Among the issues recently arousing the most controversy among Gardiner residents, one that the Town Board expected to put to bed at its July 12 meeting – final approval of the agreement for Wireless Edge to build a cell tower on South Mountain Road – got its resolution postponed again. Another, the application by Lazy River Resorts, LLC for the creation of a Campground Floating District and Special Use Permit for the Yogi Bear’s Jellystone Park Campground and adjoining property, at least proceeded to a point where the public hearing phase could be closed after two months of mostly angry input, although much still needs to be resolved before the requests can come to a vote.
That’s not to say that nothing was decided by the Town Board that evening:
- The Gardiner Library’s 414 Budget Resolution seeking a 7.9 percent increase for the coming year – an additional allocation of $19,255 – was unanimously approved (with Franco Carucci absent from the meeting).
- So was a PILOT agreement with Lumens Holdings, the company that previously got the go-ahead to build a commercial solar array on a parcel on Libertyville Road near the Gardiner/New Paltz border, once the wording is approved by the Town’s attorneys. The value of the payment in lieu of taxes will be $7,000 per megawatt for the facility, which will have a two-megawatt generating capacity.
- The Town Board also agreed to serve as the lead agency on the State Environmental Quality Review of the Open Space Institute’s project to rehabilitate the Gardiner segment of the Wallkill Valley Rail Trail, voting to authorize the Environmental Assessment Form presented by OSI.

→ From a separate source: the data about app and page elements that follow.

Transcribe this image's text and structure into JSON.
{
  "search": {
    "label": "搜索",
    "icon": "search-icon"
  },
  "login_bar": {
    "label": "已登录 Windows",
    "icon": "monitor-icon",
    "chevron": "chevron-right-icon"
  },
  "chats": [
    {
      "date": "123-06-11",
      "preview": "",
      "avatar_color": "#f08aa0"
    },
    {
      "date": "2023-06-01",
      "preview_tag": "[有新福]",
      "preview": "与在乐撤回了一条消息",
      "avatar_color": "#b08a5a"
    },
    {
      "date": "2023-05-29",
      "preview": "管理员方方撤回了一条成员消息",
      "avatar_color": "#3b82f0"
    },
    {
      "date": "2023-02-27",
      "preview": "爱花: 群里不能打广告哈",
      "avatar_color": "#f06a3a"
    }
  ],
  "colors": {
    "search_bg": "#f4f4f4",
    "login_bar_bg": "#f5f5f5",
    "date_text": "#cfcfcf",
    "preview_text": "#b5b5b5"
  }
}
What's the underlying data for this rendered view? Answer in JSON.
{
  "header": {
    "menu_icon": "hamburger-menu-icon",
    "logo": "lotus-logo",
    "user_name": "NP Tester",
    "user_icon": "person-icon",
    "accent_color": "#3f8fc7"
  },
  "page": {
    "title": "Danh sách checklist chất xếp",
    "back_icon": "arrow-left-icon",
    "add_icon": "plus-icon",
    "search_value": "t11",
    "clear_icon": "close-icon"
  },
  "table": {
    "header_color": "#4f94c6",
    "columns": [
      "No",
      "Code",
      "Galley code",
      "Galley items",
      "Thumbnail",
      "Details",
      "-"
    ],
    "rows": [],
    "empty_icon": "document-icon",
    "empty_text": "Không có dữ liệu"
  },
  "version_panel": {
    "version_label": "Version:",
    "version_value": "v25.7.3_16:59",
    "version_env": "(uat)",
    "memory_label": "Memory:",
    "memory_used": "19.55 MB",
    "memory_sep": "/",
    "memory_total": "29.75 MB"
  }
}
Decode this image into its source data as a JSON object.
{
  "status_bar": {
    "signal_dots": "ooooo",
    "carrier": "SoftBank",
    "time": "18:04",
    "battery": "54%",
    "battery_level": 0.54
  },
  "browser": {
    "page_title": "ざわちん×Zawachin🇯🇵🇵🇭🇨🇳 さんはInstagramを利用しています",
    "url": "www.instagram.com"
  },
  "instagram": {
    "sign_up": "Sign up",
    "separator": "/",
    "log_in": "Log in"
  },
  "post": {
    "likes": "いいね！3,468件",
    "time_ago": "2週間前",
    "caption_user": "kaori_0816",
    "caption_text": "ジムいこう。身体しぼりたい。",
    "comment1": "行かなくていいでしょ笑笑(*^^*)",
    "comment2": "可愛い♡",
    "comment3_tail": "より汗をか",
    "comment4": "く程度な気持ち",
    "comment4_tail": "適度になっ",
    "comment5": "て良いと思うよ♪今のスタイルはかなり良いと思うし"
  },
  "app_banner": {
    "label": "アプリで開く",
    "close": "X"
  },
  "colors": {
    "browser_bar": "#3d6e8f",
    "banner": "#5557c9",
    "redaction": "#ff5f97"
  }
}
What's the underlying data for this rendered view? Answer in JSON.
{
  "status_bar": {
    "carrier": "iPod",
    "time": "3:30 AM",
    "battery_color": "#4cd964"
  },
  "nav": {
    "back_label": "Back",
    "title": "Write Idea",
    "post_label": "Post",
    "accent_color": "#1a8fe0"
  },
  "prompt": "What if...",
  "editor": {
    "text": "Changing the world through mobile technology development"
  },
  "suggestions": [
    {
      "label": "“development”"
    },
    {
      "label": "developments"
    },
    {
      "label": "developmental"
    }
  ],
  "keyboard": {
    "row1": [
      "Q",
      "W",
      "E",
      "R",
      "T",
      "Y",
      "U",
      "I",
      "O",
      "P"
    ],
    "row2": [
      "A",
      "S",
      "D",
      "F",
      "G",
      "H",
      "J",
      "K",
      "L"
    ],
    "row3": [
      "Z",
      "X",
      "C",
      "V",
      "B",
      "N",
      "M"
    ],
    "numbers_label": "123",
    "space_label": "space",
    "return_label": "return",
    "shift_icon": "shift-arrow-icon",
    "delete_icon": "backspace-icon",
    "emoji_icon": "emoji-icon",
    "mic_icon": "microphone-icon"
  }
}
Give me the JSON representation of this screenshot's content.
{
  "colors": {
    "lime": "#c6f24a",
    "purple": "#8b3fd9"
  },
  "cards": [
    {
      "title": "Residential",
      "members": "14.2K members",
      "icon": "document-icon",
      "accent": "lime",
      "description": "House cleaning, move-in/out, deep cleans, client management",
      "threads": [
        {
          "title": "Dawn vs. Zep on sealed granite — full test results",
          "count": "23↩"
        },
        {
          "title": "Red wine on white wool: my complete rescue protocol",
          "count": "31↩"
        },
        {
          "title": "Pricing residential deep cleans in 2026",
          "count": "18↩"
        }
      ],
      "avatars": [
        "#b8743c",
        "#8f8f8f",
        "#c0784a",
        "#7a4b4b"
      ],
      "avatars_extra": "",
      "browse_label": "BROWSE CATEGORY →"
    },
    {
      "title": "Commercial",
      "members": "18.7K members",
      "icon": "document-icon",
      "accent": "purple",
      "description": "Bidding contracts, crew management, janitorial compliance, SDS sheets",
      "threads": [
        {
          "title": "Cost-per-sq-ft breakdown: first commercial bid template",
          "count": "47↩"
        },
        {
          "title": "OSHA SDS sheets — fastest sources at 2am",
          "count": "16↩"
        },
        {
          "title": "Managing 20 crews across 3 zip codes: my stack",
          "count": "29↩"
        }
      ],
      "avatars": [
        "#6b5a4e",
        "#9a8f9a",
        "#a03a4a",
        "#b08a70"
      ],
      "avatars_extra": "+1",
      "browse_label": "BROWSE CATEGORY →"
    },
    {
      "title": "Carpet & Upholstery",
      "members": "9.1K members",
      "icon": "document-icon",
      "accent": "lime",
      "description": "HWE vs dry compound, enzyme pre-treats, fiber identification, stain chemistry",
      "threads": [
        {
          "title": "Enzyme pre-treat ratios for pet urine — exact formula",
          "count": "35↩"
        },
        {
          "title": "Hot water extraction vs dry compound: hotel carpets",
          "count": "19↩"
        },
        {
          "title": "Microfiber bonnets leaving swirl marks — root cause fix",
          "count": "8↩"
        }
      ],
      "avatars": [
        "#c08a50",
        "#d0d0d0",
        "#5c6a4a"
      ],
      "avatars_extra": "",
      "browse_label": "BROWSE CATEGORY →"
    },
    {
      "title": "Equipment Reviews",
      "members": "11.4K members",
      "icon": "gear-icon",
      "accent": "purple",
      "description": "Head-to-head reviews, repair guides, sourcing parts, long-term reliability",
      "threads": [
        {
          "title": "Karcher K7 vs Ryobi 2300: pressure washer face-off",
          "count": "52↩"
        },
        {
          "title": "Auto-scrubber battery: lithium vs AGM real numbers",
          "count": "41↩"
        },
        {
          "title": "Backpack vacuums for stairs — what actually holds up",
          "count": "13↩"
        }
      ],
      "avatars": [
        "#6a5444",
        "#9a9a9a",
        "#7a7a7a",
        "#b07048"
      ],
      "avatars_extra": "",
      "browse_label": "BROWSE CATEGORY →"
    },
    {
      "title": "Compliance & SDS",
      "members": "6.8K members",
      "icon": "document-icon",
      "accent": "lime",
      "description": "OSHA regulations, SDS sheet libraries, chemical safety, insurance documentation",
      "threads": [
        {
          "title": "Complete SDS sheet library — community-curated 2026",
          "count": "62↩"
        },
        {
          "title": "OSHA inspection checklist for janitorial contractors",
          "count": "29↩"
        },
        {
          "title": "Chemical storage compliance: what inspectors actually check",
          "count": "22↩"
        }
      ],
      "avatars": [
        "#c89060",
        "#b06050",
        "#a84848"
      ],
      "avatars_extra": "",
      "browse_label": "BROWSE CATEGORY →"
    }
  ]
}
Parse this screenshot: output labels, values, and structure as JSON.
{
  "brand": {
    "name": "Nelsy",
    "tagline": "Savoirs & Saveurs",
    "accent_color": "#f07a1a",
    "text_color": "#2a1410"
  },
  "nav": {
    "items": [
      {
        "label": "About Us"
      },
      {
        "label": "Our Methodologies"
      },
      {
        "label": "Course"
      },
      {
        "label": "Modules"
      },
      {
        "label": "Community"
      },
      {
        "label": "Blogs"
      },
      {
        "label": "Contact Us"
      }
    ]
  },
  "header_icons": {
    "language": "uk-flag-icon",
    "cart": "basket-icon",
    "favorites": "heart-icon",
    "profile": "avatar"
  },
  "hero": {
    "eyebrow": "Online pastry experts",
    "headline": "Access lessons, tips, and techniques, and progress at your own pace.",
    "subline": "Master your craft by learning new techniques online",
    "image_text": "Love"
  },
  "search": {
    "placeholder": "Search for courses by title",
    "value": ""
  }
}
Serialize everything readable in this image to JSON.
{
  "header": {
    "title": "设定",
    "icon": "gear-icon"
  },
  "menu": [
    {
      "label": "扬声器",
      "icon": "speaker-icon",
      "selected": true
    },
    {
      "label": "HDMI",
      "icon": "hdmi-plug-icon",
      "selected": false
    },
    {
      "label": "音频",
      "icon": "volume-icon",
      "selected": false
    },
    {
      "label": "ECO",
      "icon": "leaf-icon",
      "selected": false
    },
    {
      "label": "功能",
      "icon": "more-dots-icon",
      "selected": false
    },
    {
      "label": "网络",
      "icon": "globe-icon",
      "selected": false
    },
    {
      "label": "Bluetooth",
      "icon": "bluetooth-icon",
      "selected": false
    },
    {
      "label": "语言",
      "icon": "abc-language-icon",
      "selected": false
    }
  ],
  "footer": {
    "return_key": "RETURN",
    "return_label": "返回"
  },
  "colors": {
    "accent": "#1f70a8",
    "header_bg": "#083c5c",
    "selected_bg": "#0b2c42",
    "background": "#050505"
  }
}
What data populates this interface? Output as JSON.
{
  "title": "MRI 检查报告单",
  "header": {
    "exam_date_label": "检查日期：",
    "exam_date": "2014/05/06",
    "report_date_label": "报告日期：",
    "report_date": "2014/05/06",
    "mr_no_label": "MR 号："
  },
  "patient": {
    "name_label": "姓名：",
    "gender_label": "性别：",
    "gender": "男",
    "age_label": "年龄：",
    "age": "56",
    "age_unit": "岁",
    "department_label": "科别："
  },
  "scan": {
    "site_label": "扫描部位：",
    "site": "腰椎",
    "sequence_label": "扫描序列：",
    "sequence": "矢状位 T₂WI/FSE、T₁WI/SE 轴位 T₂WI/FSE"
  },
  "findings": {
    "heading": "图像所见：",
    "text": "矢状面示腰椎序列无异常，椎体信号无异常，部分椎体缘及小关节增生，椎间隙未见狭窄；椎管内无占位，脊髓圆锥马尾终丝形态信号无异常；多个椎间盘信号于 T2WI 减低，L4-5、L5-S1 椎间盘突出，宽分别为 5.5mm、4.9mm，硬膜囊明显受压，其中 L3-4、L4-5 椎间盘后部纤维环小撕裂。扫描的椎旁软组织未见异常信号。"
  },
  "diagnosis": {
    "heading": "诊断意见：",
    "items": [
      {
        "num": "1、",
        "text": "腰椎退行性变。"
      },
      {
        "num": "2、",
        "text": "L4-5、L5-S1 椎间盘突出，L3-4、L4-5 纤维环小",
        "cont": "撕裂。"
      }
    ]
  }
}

But the final lease amendment agreement for construction of the cell tower to go forward, which appeared to have been resolved except for the legal language at the Town Board’s June 14 meeting, hit a snag when Wireless Edge attorney Robert Gaudioso of Snyder & Snyder, LLP, described the company’s understanding of the maximum height of the tower as 120 feet, rather than the 110 understood by Gardiner officials and their attorney, Victoria Polidoro of Rodenhausen, Chale & Polidoro, LLP. Polidoro described the agreement she had prepared as capping the tower’s structure at 110 feet, allowing the Town the option to add municipal whip antennae at the top for emergency service communications, not to exceed 120 feet.
The final version of the agreement, as understood by the Board and Polidoro, was supposed to be a tradeoff allowing Wireless Edge a one-percent reduction in its annual fee escalation clause in exchange for the 110-foot maximum. But Board members expressed confusion when Gaudioso presented 120 feet as the starting point, arguing that Wireless Edge’s owner, John Arthur, was “willing to forgo the lease right to ask for another 20 feet” to which he is entitled under Federal Communications Commission law. The company’s motivation appeared to be reserving the ability to add a third carrier to the tower, in addition to AT&T and Verizon, but this did not jibe with the Board’s sense of the agreement they had conditionally approved.
“This seems like bait-and-switch,” said Polidoro. “You’re saying that an application for 110 feet can really be 110 plus ten percent. We’re not agreeing that’s what the lease is for.”
Councilwoman Laura Walls agreed. “I feel a little blindsided. We’re not going to be bullied into something,” she said. “Let’s ask the attorneys to talk more. Clearly this is not going anywhere tonight.” The consensus of the Town Board was to reschedule the vote, pending further clarification of the terms of the agreement.
Another set of public hearings on the evening’s agenda, on three proposed local laws that would establish a Community Preservation Plan, Community Preservation Fund and Real Estate Transfer Tax, was held open at least until a special meeting on the subject could be convened this Wednesday, July 20. Some Board members expressed consternation when Neil Curri, a consultant involved in the drafting of the Plan, noted that revisions had been necessary to address “minor” parcel score errors identified in its original version released at the end of May. Curri explained that a “slight discrepancy between boundaries” rendered on overlapping maps of the Town’s SPI zones and adjacent parcels, as well as misidentification of soil types in some wetland parcels, had led to the errors, all of which he said he had subsequently corrected. The final version of the Plan is now available for public inspection on the Town of Gardiner website at www.townofgardiner.org/s/Gardiner-CPP-Version-3-2022-06-30-Update-MR.pdf.